**Data**

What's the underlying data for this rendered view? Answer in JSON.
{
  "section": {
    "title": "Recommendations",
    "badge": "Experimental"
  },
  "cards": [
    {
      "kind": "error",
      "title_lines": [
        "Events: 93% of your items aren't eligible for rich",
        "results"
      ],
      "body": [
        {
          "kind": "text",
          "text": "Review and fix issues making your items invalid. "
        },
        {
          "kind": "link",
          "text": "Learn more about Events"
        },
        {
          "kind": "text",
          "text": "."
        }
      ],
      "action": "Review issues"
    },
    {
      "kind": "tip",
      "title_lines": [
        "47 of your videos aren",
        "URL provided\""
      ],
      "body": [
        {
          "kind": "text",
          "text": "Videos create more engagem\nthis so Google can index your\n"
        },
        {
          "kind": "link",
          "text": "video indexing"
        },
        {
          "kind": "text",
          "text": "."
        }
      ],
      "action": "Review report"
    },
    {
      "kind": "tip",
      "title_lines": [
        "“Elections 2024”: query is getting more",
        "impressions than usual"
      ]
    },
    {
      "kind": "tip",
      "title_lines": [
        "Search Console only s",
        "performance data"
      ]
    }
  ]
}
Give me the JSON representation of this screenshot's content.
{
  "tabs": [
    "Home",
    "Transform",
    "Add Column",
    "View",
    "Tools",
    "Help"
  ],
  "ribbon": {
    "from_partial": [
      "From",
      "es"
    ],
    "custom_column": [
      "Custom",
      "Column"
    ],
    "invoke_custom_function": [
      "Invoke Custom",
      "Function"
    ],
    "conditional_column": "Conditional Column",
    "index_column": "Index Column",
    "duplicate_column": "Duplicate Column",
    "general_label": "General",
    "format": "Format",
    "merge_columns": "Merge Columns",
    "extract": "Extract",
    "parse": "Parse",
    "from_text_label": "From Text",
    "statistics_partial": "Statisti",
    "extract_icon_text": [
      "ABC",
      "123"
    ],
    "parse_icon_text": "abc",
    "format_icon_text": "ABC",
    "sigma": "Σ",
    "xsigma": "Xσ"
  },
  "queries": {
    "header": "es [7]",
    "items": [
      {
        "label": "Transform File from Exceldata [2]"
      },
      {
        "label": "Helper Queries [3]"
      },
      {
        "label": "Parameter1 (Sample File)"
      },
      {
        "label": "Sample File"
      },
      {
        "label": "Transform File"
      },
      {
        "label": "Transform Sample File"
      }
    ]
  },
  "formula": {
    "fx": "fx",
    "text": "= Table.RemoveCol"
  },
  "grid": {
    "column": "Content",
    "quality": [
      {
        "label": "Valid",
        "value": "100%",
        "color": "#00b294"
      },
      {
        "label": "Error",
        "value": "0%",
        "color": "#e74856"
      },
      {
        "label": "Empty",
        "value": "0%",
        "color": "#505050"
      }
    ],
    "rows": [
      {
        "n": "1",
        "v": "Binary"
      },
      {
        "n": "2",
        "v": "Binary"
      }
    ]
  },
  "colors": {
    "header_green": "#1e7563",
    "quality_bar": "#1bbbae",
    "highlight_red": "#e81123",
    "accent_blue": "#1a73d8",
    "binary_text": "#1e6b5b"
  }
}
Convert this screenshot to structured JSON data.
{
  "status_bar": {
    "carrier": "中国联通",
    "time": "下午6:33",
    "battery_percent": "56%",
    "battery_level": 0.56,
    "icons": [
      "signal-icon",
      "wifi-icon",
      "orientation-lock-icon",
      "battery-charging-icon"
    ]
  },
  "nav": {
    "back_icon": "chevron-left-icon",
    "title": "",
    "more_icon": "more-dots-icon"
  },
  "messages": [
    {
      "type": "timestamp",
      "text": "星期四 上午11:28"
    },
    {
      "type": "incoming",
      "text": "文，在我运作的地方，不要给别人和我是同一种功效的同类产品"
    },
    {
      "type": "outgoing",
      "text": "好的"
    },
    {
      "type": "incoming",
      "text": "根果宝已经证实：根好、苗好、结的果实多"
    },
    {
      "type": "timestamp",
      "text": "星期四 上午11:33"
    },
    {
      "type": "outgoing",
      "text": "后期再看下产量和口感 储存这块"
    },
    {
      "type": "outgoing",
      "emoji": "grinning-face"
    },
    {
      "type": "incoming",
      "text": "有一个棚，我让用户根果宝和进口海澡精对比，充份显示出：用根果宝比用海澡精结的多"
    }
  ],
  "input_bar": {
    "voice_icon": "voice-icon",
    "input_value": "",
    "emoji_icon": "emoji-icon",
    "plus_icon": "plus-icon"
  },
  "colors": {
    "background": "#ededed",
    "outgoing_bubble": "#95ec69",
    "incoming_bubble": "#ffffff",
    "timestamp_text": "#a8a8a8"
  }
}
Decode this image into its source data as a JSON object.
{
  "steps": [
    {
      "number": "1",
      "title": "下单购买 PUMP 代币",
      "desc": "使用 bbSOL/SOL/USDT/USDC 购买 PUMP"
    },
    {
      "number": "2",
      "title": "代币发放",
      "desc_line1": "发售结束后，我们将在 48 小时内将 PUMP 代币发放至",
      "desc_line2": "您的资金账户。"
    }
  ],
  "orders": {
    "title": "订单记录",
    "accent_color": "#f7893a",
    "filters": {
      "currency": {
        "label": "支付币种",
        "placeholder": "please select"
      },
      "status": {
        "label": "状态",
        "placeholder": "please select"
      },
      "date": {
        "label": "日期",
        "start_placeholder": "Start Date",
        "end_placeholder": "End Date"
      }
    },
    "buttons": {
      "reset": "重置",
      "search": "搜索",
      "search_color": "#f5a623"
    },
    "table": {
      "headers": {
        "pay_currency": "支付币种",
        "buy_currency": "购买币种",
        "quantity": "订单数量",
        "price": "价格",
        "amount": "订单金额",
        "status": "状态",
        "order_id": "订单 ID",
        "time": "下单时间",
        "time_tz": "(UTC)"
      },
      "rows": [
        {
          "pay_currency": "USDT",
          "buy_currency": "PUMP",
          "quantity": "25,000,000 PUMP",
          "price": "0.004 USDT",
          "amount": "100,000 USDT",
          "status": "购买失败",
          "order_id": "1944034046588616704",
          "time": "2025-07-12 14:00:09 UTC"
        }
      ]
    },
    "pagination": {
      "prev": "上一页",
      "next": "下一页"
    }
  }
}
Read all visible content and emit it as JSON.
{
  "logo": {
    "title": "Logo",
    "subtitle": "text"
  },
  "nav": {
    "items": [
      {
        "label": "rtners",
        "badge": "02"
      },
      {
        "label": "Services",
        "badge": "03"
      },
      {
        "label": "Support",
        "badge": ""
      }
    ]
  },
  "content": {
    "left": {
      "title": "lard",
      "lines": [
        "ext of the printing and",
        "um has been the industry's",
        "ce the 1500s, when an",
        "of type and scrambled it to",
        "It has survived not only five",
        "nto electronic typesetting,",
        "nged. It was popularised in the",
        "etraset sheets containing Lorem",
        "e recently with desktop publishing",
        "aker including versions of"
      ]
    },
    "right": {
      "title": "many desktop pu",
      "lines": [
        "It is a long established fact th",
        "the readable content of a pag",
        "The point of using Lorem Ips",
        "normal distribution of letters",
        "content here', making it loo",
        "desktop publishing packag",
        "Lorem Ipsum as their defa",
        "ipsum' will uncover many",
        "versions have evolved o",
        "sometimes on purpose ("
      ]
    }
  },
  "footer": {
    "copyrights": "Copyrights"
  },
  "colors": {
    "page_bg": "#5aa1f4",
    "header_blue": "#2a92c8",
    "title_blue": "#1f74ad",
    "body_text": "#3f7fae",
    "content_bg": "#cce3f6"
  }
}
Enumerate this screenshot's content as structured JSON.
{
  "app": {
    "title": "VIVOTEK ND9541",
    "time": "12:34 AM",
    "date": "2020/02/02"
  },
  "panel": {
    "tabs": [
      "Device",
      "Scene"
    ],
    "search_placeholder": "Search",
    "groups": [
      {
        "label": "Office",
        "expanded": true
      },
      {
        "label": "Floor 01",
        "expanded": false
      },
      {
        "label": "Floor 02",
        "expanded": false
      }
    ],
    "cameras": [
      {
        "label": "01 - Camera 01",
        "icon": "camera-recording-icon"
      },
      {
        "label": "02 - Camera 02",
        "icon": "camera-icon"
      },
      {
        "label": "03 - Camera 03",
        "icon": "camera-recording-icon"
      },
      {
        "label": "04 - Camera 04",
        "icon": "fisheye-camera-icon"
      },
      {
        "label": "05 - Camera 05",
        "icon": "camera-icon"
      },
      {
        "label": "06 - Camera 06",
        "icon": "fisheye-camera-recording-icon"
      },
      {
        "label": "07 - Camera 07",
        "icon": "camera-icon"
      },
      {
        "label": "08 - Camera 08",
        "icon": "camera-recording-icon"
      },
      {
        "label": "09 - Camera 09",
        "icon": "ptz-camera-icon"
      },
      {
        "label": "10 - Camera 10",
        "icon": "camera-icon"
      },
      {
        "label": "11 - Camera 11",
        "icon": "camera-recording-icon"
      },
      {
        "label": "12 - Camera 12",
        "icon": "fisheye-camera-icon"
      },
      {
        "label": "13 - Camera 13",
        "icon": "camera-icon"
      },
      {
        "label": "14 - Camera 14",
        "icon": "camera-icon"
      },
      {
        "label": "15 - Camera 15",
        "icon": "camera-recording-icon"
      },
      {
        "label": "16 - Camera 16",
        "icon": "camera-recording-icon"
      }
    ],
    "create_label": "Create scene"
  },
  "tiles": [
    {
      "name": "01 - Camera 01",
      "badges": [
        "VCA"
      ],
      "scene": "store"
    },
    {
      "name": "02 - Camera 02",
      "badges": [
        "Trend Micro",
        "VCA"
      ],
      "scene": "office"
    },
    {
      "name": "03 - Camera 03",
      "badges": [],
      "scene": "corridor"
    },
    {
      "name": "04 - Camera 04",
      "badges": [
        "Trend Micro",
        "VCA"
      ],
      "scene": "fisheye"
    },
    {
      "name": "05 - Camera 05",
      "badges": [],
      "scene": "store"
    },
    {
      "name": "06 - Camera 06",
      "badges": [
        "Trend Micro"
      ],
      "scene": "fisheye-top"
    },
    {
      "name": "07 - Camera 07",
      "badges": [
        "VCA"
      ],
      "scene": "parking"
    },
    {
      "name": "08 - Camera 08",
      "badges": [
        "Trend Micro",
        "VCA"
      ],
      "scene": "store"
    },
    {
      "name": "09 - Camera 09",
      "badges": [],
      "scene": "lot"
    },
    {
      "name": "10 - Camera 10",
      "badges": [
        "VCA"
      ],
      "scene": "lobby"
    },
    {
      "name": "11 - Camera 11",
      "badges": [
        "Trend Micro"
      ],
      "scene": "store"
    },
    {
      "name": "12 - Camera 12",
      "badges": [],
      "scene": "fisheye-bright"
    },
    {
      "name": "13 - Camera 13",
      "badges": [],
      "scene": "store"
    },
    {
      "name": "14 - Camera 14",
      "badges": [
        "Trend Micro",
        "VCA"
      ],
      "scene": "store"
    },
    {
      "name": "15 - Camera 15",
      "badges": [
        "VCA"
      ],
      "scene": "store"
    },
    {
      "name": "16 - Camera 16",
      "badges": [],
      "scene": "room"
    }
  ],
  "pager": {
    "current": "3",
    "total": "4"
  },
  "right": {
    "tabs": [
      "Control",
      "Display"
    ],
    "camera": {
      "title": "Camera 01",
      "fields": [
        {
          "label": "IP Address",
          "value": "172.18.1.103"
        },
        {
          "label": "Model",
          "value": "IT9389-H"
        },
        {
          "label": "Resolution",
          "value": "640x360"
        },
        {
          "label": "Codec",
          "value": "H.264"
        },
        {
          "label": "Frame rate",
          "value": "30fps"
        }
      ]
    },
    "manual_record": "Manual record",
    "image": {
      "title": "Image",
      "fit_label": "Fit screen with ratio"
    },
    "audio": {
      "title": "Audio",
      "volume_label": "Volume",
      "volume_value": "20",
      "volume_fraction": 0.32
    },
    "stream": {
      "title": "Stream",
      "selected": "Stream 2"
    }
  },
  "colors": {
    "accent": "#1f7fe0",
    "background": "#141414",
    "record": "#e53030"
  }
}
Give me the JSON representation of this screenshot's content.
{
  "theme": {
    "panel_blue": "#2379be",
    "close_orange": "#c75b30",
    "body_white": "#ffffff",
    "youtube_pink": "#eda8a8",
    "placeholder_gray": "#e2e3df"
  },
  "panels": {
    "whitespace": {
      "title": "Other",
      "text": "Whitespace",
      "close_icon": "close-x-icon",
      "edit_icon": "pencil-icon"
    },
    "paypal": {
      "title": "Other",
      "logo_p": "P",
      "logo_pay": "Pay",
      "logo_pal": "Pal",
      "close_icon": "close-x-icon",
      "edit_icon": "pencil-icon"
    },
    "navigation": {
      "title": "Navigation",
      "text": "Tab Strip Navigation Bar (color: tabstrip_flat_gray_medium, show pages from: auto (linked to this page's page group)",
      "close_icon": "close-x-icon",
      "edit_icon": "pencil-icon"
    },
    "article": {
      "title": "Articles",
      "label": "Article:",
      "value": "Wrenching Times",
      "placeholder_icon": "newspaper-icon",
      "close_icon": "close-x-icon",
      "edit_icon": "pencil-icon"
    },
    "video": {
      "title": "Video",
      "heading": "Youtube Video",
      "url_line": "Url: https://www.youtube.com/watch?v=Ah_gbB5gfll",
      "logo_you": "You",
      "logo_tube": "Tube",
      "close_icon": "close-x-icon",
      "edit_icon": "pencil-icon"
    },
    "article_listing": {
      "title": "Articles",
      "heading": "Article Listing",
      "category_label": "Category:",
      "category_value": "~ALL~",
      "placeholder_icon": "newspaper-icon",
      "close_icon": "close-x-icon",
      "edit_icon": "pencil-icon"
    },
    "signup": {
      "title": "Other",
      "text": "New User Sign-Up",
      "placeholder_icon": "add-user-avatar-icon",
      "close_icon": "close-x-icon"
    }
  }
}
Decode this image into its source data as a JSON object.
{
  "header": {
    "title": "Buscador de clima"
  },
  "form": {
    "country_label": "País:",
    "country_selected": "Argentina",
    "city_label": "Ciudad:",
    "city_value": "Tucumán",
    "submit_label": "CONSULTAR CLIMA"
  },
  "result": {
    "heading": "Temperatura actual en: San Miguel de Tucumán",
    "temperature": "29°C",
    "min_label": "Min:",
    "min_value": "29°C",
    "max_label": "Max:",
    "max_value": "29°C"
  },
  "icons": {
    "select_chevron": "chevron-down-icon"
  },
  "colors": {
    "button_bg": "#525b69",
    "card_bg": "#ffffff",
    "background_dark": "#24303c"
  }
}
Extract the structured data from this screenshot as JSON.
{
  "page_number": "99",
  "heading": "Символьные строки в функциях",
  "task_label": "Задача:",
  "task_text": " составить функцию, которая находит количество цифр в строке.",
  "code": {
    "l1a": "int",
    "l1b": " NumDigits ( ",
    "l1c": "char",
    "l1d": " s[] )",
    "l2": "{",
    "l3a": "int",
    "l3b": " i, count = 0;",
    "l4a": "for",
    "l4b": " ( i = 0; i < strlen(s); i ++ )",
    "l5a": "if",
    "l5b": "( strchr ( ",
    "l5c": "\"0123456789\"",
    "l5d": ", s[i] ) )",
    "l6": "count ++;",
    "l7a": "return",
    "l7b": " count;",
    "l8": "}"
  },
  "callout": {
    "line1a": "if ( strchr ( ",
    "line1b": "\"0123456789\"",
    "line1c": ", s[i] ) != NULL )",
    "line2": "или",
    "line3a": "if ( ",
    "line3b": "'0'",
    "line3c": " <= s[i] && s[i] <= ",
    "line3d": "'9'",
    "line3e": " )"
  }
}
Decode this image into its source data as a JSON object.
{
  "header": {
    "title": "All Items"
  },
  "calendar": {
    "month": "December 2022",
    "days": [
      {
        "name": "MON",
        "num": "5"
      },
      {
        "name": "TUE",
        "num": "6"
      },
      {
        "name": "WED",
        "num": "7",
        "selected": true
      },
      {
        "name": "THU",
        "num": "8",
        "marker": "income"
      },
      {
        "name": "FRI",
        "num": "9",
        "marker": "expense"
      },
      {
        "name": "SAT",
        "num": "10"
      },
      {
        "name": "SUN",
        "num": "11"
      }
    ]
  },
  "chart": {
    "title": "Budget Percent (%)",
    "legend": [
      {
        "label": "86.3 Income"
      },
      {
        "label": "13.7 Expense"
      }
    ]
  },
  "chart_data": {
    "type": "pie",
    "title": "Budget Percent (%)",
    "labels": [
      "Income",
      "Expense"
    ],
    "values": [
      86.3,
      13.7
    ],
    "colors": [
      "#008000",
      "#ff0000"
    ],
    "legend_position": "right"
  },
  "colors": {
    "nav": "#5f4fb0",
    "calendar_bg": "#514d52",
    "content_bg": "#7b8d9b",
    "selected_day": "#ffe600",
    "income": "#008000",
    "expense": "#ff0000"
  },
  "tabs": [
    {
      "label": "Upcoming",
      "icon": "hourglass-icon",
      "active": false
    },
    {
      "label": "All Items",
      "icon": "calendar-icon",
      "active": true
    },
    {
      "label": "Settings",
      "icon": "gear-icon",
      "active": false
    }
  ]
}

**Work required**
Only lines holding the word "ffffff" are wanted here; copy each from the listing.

**Output for this task**
    "incoming_bubble": "#ffffff",
    "body_white": "#ffffff",
    "card_bg": "#ffffff",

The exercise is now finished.